Before one starts investing it is important to know the kind of investor he or she is. Your investment profile will define the type of investor you are. Various factors like your age, financial condition, investment goals and risk taking ability comes in play.
Risk or risk taking appetite is simply put, the amount you can afford to lose. It is a vital element in defining your investment profile. The more risk you can take the higher the potential returns you might make from your investments.
Younger investors, who generally have a higher risk taking ability can invest smaller amount in the riskiest asset class to plan for their return. Even if they fail in the short term they have time to rectify their mistakes and shift to conservative investment products. Those investors nearing retirement, should ideally look at less volatile markets which might affect their return but at least will not eat into their capital.
Risk profile of an investor can be classified into low, medium or high.
Conservative (low risk)
Such type of investor are more concerned about their capital.
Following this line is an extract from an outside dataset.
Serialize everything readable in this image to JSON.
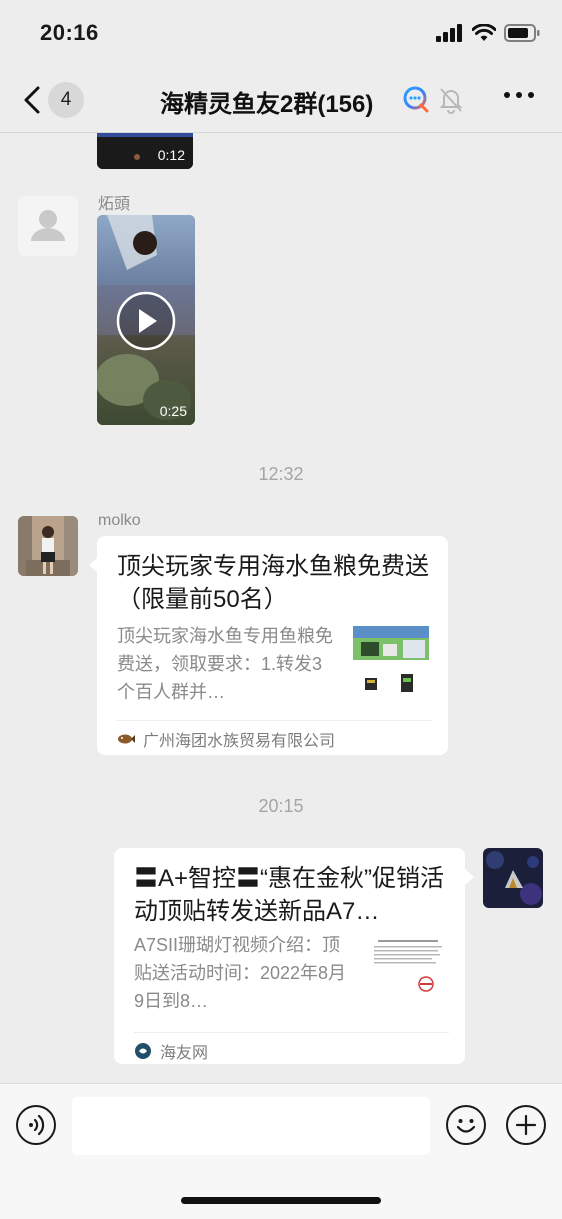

They cannot see any erosion in their capital. Such investors prefer high quality debt and money market instruments, where they do not mind lower and steady returns and see a moderate growth in their capital.
Balanced (medium risk)
A slightly more riskier investor who can take a little bit of choppiness in the value of his portfolio is a medium risk investor. Here the portfolio will be slightly volatile but the returns can also be higher. The assets in a balanced portfolio include a mix of shares and bonds from stable companies. A small proportion of the portfolio may even be invested in riskier assets in order to deliver better capital growth.
Aggressive (high risk)
An aggressive investor, as the name suggests, is one who is prepared to expose his portfolio to high risk and higher volatility for the sake of capital growth. Such investors are willing to expose themselves not only to volatile equity markets but also invest in small and unknown companies that are expected to do well. Further, they are also willing to invest through leveraged derivative products. This kind of investing is not for the faint hearts and certainly not for those with limited capital.
Risk and return
Risk and return are directly proportional. Lower the risk lower is the return and higher the risk higher is the return. But risk can be mitigated even by aggressive investors by diversifying his portfolio. By investing in a wide variety of unrelated stocks risk to some extent can be mitigated but cannot be removed.
Risk, returns and goals
Having identified yourself as the type of investor is essential before selecting the instrument you will be investing in to meet your goal. An equity investment might require lesser capital and lesser time to reach your goal, but it might not be the best thing for you. One might be tempted to classify himself or herself as an aggressive investor when the difference in returns for the same capital is theoretically calculated for various asset class. Thus identification of the type of investor you are should be sunk in before you move to select instruments to achieve your goal.
Risk, returns, goal and age
Wealth creation requires time as well as money. Compounding works in your favour if you have time on your side. The longer you stay invested, the higher are the chances of earning good returns. Younger people have time on their side and therefore, generally, a higher risk taking capacity.
But as you mature with age it is advisable to shift your investment to lesser riskier ones, especially when your financial goals are near.
Map your risk profile
If you were given to invest in only one asset class for one decade, how would you, as a reader, like to invest in your lifetime. Send us your replies.